In approaching the dismissal dispute impartially a commissioner will take into account the totality of circumstances. He or she will necessarily take into account the importance of the rule that has been breached. The commissioner must of course consider the reason the employer imposed the sanction of dismissal. There are other factors that will require consideration. For example, the harm caused by the employee's conduct, whether additional training and instruction may result in the employee not repeating the misconduct, the effect of dismissal on the employee and his or her long-service record. This is not an exhaustive list. To sum up. In terms of the LRA, a commissioner has to determine whether a dismissal is fair or not. A commissioner is not given the power to consider afresh what he or she would do, but simply to decide whether what the employer did was fair. In arriving at a decision a commissioner is not required to defer to the decision of the employer. What is required is that he or she must consider all relevant circumstances.

[17]   In Fidelity Cash Management Services v CCMA and others Zondo JP, (as he then was) applied this test, setting out a detailed list of what Commissioners are required to do. The Court held:

Once the commissioner has considered all the above factors and others not mentioned herein, he or she would then have to answer the question whether dismissal was, in all the circumstances, a fair sanction in such a case. In answering that question, he or she would have to use his or her own sense of fairness. That the commissioner is required to use his or her own sense of justice or fairness to decide the fairness or otherwise of the dismissal does not mean that he or she is at liberty to act arbitrarily or capriciously or to be mala fide. He or she is required to make a decision or finding that is reasonable.
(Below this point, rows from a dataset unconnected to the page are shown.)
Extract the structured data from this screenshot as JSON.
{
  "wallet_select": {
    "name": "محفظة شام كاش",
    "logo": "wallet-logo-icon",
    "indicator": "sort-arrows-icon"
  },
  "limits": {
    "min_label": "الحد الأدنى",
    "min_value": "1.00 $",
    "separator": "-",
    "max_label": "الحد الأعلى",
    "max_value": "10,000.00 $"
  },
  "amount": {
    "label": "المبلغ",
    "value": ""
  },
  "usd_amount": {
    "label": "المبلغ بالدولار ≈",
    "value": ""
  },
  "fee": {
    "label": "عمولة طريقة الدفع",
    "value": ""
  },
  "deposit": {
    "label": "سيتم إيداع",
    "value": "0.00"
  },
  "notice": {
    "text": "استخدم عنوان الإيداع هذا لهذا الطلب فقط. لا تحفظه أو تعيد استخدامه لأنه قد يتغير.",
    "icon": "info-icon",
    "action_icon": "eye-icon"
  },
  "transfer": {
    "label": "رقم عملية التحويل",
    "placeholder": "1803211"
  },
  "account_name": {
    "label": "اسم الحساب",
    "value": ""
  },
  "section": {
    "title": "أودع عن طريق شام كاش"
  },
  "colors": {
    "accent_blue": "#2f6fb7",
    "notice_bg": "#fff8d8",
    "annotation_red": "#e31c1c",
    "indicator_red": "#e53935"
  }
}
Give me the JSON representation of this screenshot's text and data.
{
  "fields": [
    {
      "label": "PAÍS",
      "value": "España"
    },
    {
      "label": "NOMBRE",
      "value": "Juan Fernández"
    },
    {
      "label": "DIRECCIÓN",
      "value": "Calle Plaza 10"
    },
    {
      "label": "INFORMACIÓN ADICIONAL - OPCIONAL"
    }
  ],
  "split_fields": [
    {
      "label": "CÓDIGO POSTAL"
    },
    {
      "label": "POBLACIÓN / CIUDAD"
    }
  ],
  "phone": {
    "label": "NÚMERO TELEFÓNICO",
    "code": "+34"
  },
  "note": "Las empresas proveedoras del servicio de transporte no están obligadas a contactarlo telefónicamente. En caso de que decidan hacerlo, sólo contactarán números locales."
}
[18]   The arbitrator was required therefore to determine whether dismissal is an appropriate sanction in this context and was required to apply his mind to all relevant and material facts and circumstances in doing so. Sidumo also requires a balancing of interests and this is what the arbitrator did. He in fact deprived Blouw of five years' salary. This is a significant penalty, for an act which may have been an error of judgment on his part but which was not the dire misconduct the applicant depicts it to be. No names are mentioned in the letter and there was no suggestion that he was dishonest in doing what he did. The arbitrator did what he was required to do and did not defer to the employer on sanction but exercised his own sense of fairness and made a value judgment on the facts before him. For these reasons any interference with the sanction he determined would in my view directly violate principles and precepts following from Sidumo. In the end he found that there was no evidence that the relationship of trust had been irretrievably damaged and in these circumstances, having had regard to all relevant facts, it cannot be said that reinstatement is not an appropriate remedy. I cannot agree with Mr Wade therefore that the arbitrator manifestly relinquished the authority conferred on him by Sidumo in a manner that would justify setting aside the award. There is no evidence that he failed to apply his mind to the material facts and circumstances and which resulted in the proceedings being tainted by gross irregularity with the result that a fair trial was denied to the applicant. Nor indeed can it be said even on a pure penalty review that the outcome was so unreasonable that it could not have been made by a reasonable arbitrator on the evidence before him. In the circumstances, the award stands to be upheld on either test, and there is no reason in fairness and justice why costs should not follow the result.